Problem description:
Your task is to give the data again, exactly, with every line intact.

[Data about app and page elements]
*****

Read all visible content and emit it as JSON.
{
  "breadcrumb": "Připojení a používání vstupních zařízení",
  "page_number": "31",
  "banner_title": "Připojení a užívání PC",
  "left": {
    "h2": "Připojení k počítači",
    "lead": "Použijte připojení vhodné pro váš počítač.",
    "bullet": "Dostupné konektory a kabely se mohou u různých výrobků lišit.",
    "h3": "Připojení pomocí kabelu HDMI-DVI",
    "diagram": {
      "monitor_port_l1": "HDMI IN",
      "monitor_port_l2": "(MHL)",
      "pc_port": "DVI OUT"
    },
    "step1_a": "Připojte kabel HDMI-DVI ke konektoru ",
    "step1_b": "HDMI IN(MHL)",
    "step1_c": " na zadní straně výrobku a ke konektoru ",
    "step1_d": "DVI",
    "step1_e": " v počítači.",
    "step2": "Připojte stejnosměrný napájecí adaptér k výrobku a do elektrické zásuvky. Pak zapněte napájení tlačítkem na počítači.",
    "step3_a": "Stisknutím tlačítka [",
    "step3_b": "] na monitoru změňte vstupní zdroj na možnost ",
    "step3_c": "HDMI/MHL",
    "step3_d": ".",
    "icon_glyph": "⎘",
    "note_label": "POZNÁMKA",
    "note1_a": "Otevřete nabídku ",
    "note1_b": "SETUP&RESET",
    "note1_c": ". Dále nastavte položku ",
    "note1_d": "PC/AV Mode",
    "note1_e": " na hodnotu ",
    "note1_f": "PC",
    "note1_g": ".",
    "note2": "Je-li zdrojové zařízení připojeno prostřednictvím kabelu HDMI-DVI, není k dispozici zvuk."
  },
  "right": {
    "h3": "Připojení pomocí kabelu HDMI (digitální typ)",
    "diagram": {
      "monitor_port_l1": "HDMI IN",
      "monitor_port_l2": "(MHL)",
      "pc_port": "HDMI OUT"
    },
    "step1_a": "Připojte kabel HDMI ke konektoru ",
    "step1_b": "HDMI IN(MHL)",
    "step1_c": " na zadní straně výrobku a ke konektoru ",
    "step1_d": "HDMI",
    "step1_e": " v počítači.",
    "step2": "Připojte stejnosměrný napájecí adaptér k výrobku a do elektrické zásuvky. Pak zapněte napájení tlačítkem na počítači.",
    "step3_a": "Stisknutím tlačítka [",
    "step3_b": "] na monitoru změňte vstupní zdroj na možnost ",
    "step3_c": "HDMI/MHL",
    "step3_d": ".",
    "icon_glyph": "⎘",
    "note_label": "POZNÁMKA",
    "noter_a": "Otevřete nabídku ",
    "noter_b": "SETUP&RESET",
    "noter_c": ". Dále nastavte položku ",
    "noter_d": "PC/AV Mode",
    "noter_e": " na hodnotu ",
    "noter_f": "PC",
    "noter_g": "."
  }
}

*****

Final answer:
Read all visible content and emit it as JSON.
{
  "breadcrumb": "Připojení a používání vstupních zařízení",
  "page_number": "31",
  "banner_title": "Připojení a užívání PC",
  "left": {
    "h2": "Připojení k počítači",
    "lead": "Použijte připojení vhodné pro váš počítač.",
    "bullet": "Dostupné konektory a kabely se mohou u různých výrobků lišit.",
    "h3": "Připojení pomocí kabelu HDMI-DVI",
    "diagram": {
      "monitor_port_l1": "HDMI IN",
      "monitor_port_l2": "(MHL)",
      "pc_port": "DVI OUT"
    },
    "step1_a": "Připojte kabel HDMI-DVI ke konektoru ",
    "step1_b": "HDMI IN(MHL)",
    "step1_c": " na zadní straně výrobku a ke konektoru ",
    "step1_d": "DVI",
    "step1_e": " v počítači.",
    "step2": "Připojte stejnosměrný napájecí adaptér k výrobku a do elektrické zásuvky. Pak zapněte napájení tlačítkem na počítači.",
    "step3_a": "Stisknutím tlačítka [",
    "step3_b": "] na monitoru změňte vstupní zdroj na možnost ",
    "step3_c": "HDMI/MHL",
    "step3_d": ".",
    "icon_glyph": "⎘",
    "note_label": "POZNÁMKA",
    "note1_a": "Otevřete nabídku ",
    "note1_b": "SETUP&RESET",
    "note1_c": ". Dále nastavte položku ",
    "note1_d": "PC/AV Mode",
    "note1_e": " na hodnotu ",
    "note1_f": "PC",
    "note1_g": ".",
    "note2": "Je-li zdrojové zařízení připojeno prostřednictvím kabelu HDMI-DVI, není k dispozici zvuk."
  },
  "right": {
    "h3": "Připojení pomocí kabelu HDMI (digitální typ)",
    "diagram": {
      "monitor_port_l1": "HDMI IN",
      "monitor_port_l2": "(MHL)",
      "pc_port": "HDMI OUT"
    },
    "step1_a": "Připojte kabel HDMI ke konektoru ",
    "step1_b": "HDMI IN(MHL)",
    "step1_c": " na zadní straně výrobku a ke konektoru ",
    "step1_d": "HDMI",
    "step1_e": " v počítači.",
    "step2": "Připojte stejnosměrný napájecí adaptér k výrobku a do elektrické zásuvky. Pak zapněte napájení tlačítkem na počítači.",
    "step3_a": "Stisknutím tlačítka [",
    "step3_b": "] na monitoru změňte vstupní zdroj na možnost ",
    "step3_c": "HDMI/MHL",
    "step3_d": ".",
    "icon_glyph": "⎘",
    "note_label": "POZNÁMKA",
    "noter_a": "Otevřete nabídku ",
    "noter_b": "SETUP&RESET",
    "noter_c": ". Dále nastavte položku ",
    "noter_d": "PC/AV Mode",
    "noter_e": " na hodnotu ",
    "noter_f": "PC",
    "noter_g": "."
  }
}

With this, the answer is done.